I keep asking the question over and over again in this blog – why won’t tech companies take the time and get it right before getting it out?
The latest case of a major software bug causing a technical and PR nightmare for its maker comes from an unlikely source. Apple, which under its founder, Steve Jobs, usually displayed a synergy of Marketing and Technology, on Wednesday admitted that a serious battery drain issue with its iPhone 4S handset is, in fact, the direct result of a bug in iOS-5 operating system.
According to the Computerworld article on the bug:
Apple spokesperson Natalie Harrison said, "A small number of customers have reported lower than expected battery life on iOS 5 devices. We have found a few bugs that are affecting battery life, and we will release a software update to address those in a few weeks."
Some may ask why, since the iOS 5 devices only came out a few weeks ago, Apple didn’t simply wait a few weeks to get it right. That of course would assume they actually knew about the problem when the devices were rolled out.
So I’m back to the same question – why didn’t they perform the appropriate structural analysis of the iOS 5 software to identify potential issues during the build process and fix them before completing the product for deployment?
The answer is likely the same one I have seen, heard and experienced firsthand far too many times in my 17 years in this business.

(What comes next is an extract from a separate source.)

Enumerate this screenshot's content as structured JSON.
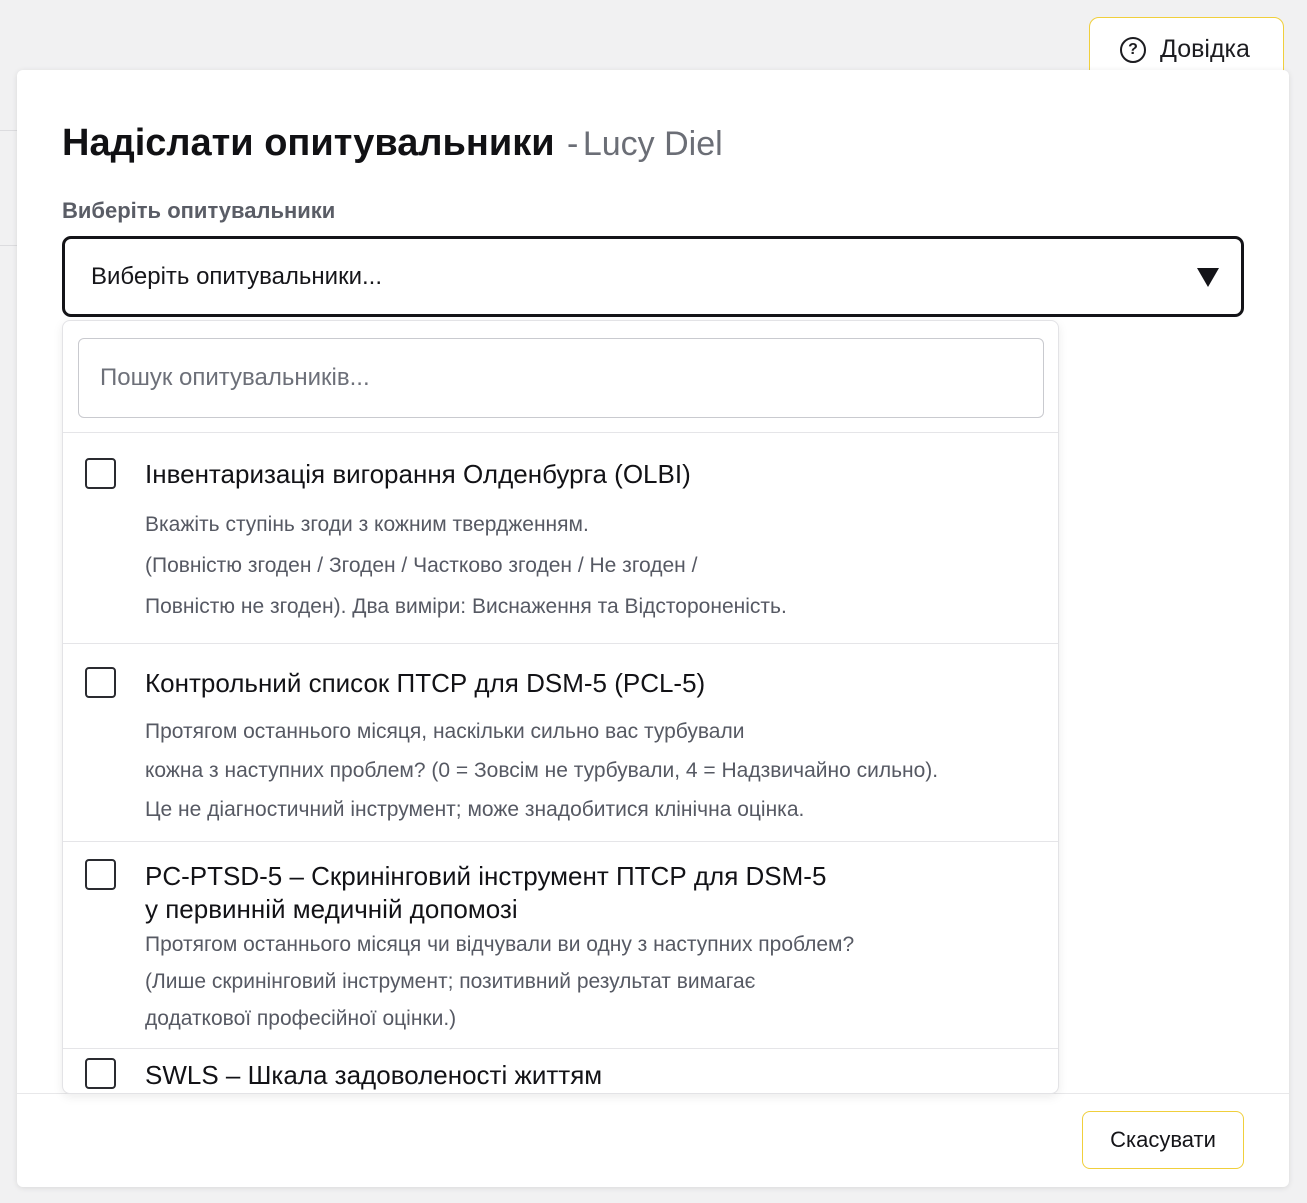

Same Old Story
Today’s Apple admission reminded me of the very first laser printer I ever used. The owner of the company I was working for back in 1995 had just won the printer at a trade show and when it was delivered, he was quite excited to plug it in and start printing out, in his words, “uber sharp documents.”
The printer, made by a company known best by a three-letter acronym that could also stand for “I’d Be Mortified,” did in fact offer up “uber sharp” print on documents. The documents it produced were far sharper than the dot matrix and ink jet printers we had been using in the office up to that point…unless you had to print a letter that spanned more than 80% of the page. The last few lines on each page seemed to suffer from the printer overheating, causing the paper to pucker at the end of the page. This in turn caused the last few lines to appear slightly skewed to the right and the letters would get more and more “squished” as they reached the right margin.
Although we never got a full explanation, my boss, who understood the intersection of Marketing and Technology quite well, had a plausible theory. He theorized that in the Marketing Department’s zeal to push out a product that could produce more pages per minute than previous models it had not afforded the tech folks enough time to perfect the heating element that seared the laser jet toner to the page. The result was a printer that produced pages really fast and clear until the last few lines.
On the bright side, the printer actually exceeded the number of pages per minute that it advertised and in the end, we learned just to include a company information “footer” on every page we sent out so we had an excuse to set the bottom margin higher; that was our Marketing Department’s “solution” to this tech issue.
Same Old Song and Dance
The stories of Apple and “that other tech giant” are far from isolated incidents – heck, Apple’s iOS 5 issues aren’t even the only bug issue with a potentially marketing background that we’ve seen this week!
In addition to Apple’s own iOS issues, Google also announced on Wednesday that it is pulling its iOS Gmail app from iPhone App Stores due to a bug that causes a “notification error.” The Gmail app for iOS didn’t last long on the app stores “shelves” as the bug was discovered soon after its launch this week.
Not long after having touted the "triumphant debut," the official Gmail Blog updated its launch post with the following note:
Earlier today we launched a new Gmail app for iOS. Unfortunately, it contained a bug which broke notifications and caused users to see an error message when first opening the app. We’ve removed the app while we correct the problem, and we’re working to bring you a new version soon. Everyone who’s already installed the app can continue to use it.
If you continue to read down the blog, we get some insight into why, perhaps, the new app went “out the door” before it was bug free. In looking at the features of the new Gmail app for iPhone, the first and most spelled-out list of features come under the heading, “Speed.”
Since speed is something that is invariably being pushed for by the Marketing folks, I can be pretty sure this was another case of Marketing pushing the development team and the developers responding by delivering a product that it had not fully checked for issues.
I’ll say it again, companies across the globe want speed, but they should not sacrifice quality for speed. In the end, there is speed in diligence because performing the due diligence of assessing the structural quality of application software leads to an optimal quality product being made available sooner.
Besides, it would be nice to get back to a time when quality mattered more than marketing!